Stored data entries:

- Opening Delimiter -

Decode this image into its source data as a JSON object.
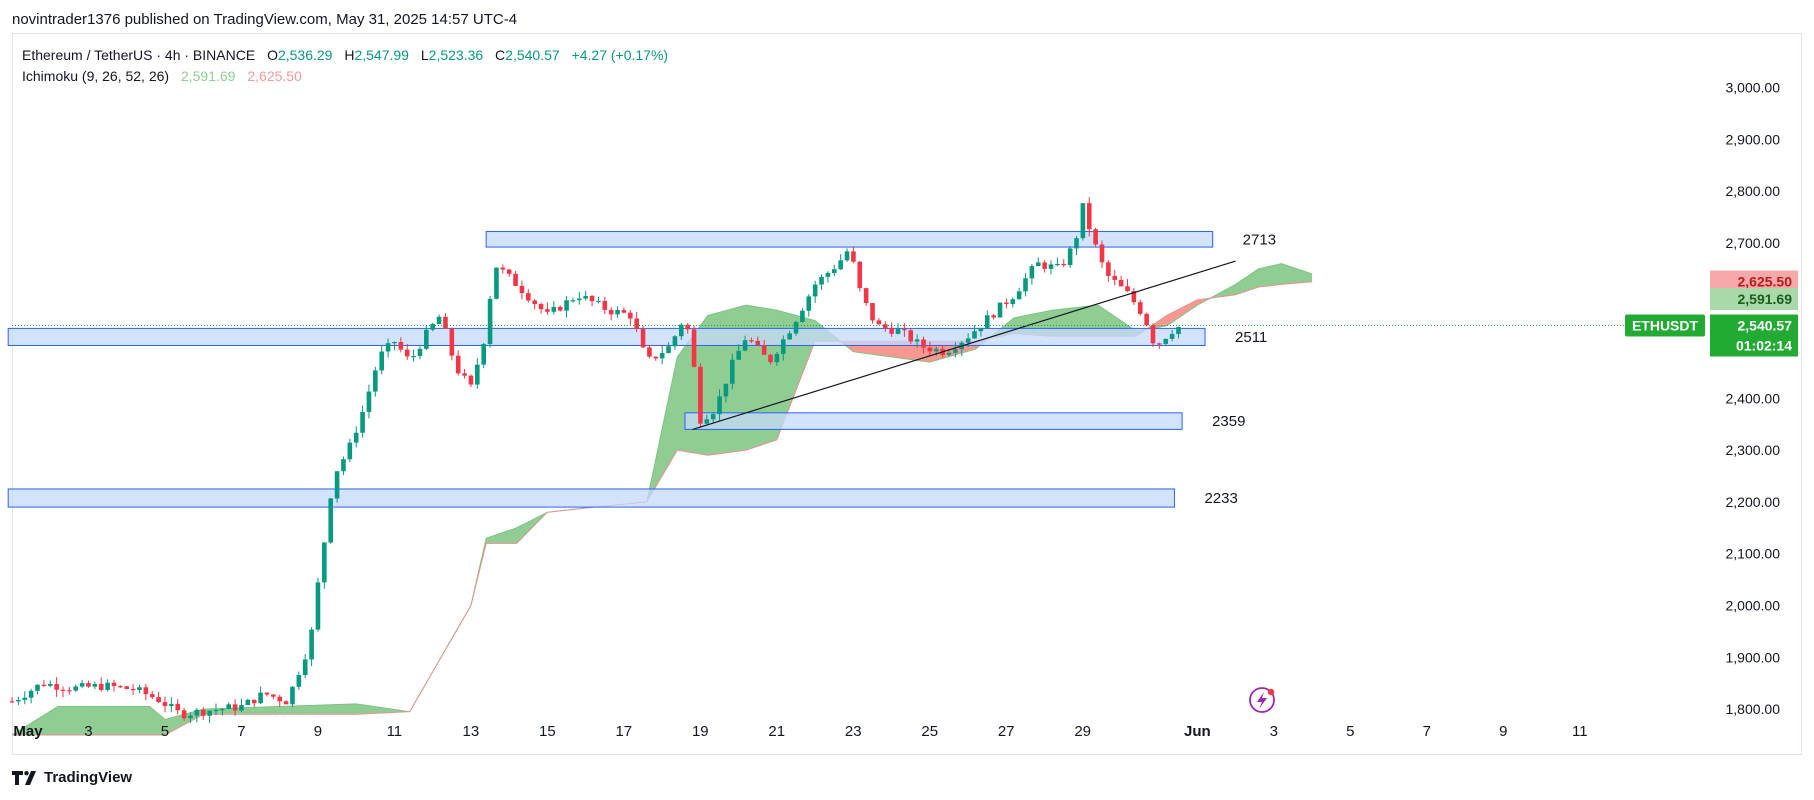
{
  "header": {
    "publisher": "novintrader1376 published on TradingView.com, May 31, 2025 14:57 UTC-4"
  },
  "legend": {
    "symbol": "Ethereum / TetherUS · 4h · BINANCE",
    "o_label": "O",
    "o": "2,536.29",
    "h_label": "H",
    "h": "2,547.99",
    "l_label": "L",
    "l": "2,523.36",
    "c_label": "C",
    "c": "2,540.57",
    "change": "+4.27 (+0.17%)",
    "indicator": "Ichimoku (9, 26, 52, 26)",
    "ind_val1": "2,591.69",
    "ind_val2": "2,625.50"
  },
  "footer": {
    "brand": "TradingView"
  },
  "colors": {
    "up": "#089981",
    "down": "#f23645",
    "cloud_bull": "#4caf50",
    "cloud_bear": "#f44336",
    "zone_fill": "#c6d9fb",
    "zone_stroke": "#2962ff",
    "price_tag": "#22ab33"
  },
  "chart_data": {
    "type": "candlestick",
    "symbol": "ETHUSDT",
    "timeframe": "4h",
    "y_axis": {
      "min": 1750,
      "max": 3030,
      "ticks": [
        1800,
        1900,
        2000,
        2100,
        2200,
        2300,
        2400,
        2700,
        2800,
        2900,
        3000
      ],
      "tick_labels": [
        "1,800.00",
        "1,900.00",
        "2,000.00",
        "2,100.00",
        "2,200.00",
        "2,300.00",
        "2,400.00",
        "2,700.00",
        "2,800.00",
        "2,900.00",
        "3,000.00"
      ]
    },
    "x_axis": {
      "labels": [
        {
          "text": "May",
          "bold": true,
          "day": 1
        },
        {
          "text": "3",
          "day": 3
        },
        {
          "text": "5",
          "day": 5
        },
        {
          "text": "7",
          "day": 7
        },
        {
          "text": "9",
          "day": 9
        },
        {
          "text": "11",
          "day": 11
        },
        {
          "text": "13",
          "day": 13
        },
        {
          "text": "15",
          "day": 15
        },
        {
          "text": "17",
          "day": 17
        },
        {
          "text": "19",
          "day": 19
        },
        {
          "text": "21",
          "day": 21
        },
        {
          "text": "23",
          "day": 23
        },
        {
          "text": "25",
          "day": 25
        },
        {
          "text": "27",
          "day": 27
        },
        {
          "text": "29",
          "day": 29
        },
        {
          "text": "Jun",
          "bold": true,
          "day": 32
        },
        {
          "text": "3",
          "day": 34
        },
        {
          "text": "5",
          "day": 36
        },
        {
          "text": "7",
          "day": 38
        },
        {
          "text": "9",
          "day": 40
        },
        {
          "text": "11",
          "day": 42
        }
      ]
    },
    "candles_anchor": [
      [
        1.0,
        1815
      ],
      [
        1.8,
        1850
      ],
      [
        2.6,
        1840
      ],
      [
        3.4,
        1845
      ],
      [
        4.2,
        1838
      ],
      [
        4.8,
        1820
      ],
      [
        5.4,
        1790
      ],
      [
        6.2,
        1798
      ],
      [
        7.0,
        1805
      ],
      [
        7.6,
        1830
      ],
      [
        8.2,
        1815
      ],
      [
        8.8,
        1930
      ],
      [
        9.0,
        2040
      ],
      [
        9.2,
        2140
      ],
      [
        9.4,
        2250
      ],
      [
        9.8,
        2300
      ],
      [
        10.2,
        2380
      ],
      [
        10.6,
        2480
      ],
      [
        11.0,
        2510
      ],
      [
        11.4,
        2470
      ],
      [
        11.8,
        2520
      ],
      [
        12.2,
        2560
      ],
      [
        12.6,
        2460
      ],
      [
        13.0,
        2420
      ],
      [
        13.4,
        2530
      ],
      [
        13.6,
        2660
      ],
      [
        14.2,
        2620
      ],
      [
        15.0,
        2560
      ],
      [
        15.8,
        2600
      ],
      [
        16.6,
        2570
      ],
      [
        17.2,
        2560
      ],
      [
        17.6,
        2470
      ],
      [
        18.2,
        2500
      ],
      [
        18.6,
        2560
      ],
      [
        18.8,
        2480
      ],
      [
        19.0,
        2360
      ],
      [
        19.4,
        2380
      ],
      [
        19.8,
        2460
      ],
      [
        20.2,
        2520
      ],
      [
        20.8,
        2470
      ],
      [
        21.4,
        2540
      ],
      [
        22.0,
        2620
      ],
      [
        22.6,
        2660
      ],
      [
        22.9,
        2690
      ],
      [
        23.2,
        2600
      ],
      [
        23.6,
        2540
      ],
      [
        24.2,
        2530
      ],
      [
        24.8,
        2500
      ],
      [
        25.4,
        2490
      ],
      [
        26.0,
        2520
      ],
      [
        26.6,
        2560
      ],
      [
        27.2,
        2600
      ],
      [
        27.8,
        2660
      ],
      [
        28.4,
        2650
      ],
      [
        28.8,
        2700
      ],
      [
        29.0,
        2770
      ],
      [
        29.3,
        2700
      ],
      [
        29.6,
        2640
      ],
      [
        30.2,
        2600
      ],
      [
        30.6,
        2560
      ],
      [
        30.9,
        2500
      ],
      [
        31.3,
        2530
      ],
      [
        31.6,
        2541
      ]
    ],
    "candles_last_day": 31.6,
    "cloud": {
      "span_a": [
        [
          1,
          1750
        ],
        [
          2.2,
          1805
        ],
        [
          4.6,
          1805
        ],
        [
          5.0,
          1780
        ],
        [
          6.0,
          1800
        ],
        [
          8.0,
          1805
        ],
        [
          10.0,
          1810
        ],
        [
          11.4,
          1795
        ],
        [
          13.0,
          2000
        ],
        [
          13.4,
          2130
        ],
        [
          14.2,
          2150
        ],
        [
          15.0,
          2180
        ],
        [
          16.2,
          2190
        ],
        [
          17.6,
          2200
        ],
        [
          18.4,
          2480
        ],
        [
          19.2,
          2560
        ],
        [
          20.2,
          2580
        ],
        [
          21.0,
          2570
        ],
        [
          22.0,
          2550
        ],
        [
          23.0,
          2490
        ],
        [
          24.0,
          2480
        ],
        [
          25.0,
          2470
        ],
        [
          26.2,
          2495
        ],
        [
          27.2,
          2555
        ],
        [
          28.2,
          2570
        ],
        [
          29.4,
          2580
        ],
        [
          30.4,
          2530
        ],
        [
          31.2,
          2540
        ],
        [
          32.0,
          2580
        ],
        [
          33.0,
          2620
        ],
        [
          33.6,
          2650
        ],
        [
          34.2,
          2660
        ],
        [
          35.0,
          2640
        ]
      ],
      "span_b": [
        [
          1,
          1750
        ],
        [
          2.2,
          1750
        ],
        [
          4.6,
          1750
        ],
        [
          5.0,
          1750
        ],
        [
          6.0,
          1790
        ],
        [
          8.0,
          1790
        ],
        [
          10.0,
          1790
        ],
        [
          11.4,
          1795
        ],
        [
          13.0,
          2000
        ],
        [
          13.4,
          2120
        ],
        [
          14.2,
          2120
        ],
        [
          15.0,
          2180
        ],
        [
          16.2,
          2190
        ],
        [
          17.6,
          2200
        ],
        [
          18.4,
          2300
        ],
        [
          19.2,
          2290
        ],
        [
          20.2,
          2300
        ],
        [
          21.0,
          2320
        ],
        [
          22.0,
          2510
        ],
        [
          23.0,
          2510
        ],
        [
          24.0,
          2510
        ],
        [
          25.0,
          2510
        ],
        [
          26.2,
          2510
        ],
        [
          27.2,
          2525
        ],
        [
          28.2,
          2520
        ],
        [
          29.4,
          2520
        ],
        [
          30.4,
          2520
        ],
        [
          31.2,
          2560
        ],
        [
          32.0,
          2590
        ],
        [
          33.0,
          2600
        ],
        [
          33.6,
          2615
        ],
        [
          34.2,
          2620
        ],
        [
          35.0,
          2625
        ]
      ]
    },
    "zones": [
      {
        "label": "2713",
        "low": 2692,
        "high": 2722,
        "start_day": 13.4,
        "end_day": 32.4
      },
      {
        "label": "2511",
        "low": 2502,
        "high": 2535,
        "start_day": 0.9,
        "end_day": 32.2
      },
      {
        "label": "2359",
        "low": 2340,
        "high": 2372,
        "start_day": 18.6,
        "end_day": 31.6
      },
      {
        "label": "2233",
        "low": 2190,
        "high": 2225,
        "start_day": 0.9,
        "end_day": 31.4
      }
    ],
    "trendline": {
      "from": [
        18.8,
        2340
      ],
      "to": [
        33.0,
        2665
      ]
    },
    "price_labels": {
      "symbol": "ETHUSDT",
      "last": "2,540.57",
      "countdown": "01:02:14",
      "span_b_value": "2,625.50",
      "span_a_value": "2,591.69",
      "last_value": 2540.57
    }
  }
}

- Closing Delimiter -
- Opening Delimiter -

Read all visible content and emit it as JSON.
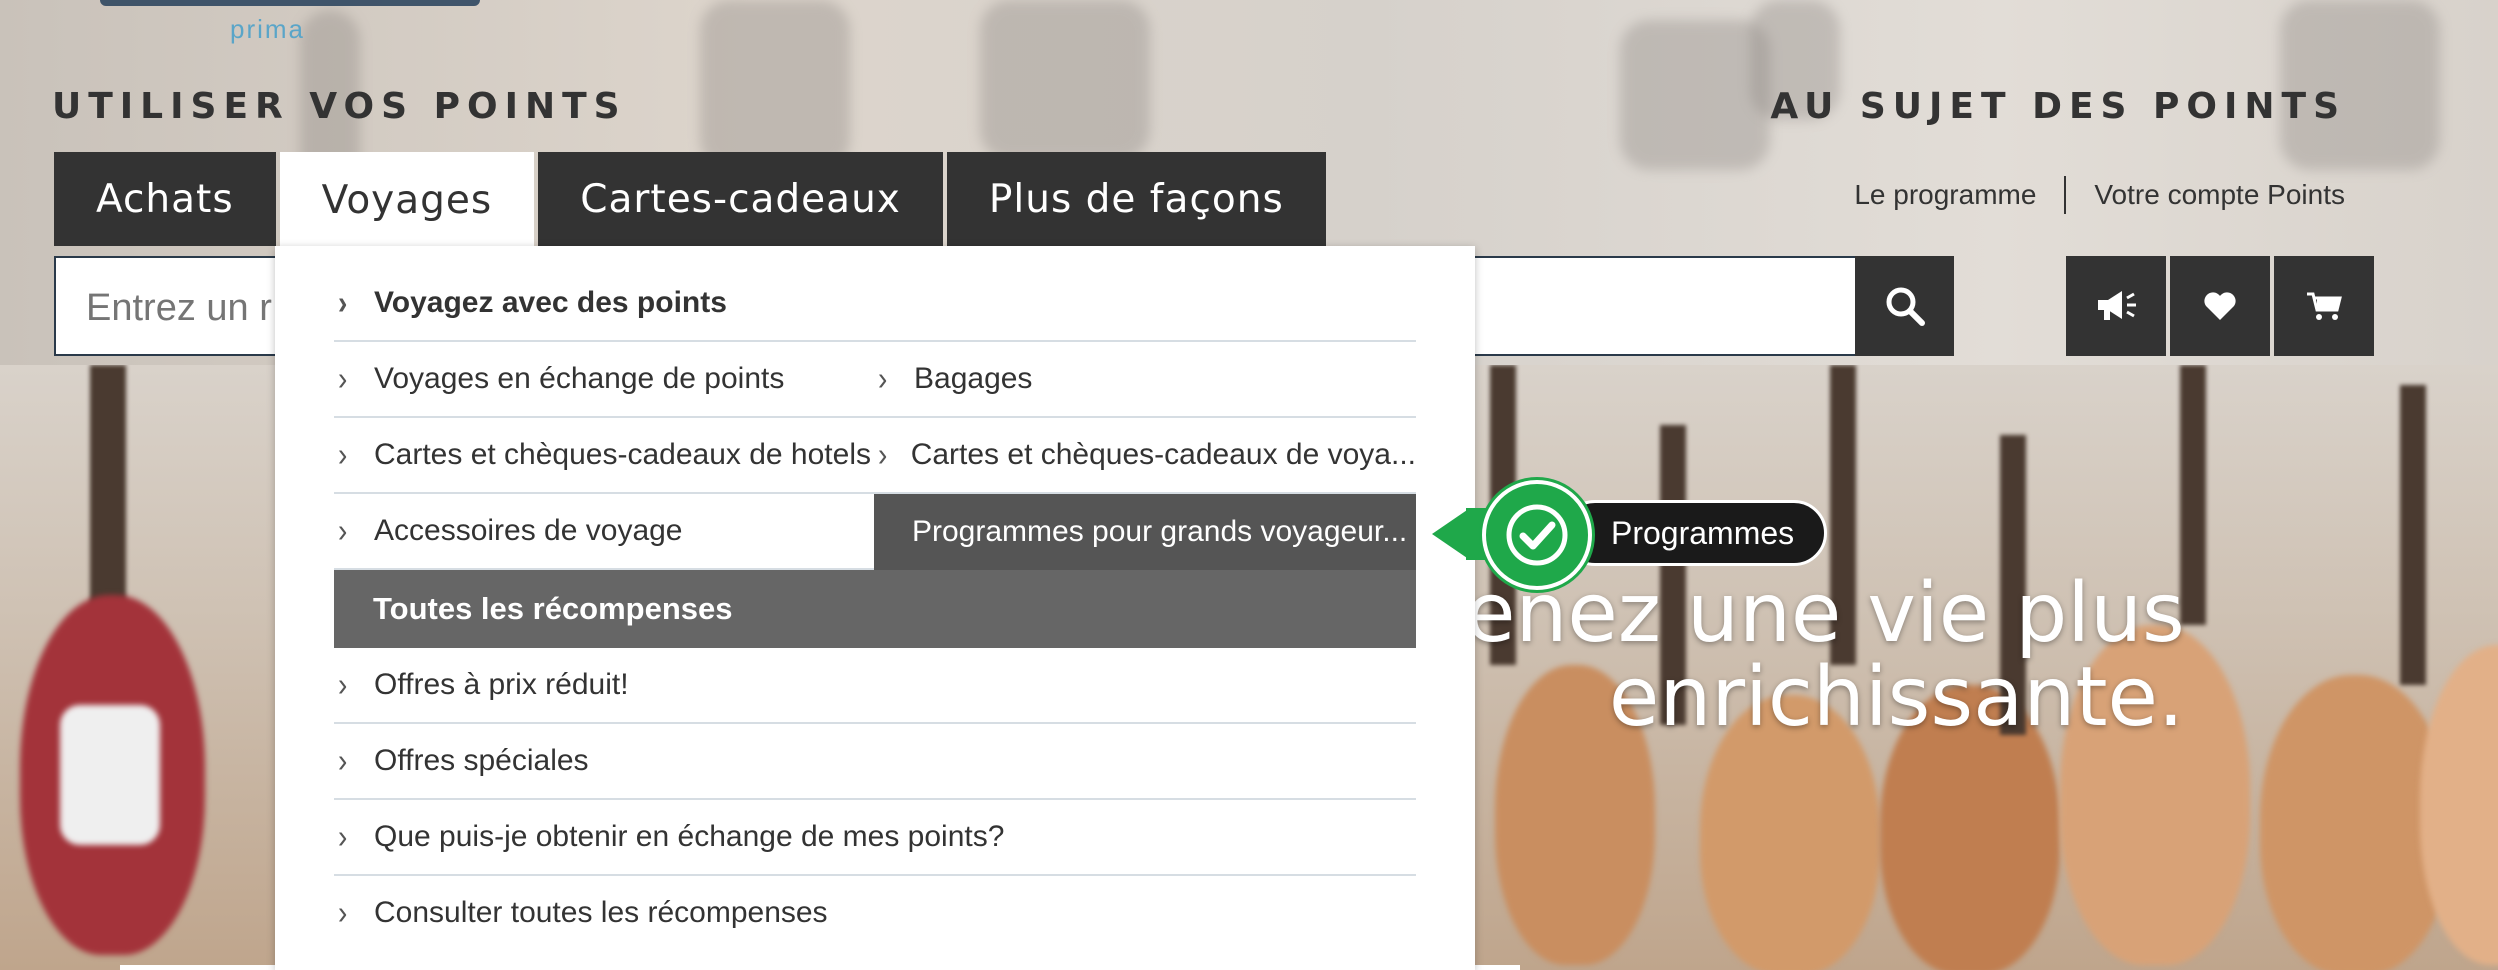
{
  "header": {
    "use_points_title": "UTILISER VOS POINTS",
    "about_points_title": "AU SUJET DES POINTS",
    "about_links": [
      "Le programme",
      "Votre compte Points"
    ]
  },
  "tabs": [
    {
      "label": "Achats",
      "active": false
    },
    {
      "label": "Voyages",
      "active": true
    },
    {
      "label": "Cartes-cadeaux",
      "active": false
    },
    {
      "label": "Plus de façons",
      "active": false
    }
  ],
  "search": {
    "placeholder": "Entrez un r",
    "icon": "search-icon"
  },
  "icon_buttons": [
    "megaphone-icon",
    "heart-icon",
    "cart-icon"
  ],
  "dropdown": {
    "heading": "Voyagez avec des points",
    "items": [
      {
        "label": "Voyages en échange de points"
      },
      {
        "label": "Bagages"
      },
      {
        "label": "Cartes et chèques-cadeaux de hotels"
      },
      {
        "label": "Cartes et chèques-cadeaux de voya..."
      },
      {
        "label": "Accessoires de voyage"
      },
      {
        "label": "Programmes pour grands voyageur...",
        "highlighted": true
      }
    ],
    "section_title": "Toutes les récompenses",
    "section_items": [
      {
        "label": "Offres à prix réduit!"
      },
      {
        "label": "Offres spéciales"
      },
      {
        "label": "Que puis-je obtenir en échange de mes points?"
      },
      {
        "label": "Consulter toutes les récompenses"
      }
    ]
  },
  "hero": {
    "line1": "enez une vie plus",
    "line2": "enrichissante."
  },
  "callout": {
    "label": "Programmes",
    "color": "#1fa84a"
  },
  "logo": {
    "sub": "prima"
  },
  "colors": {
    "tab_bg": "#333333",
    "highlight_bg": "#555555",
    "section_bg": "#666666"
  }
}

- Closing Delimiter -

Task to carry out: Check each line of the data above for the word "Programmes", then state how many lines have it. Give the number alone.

Result for this exercise: 2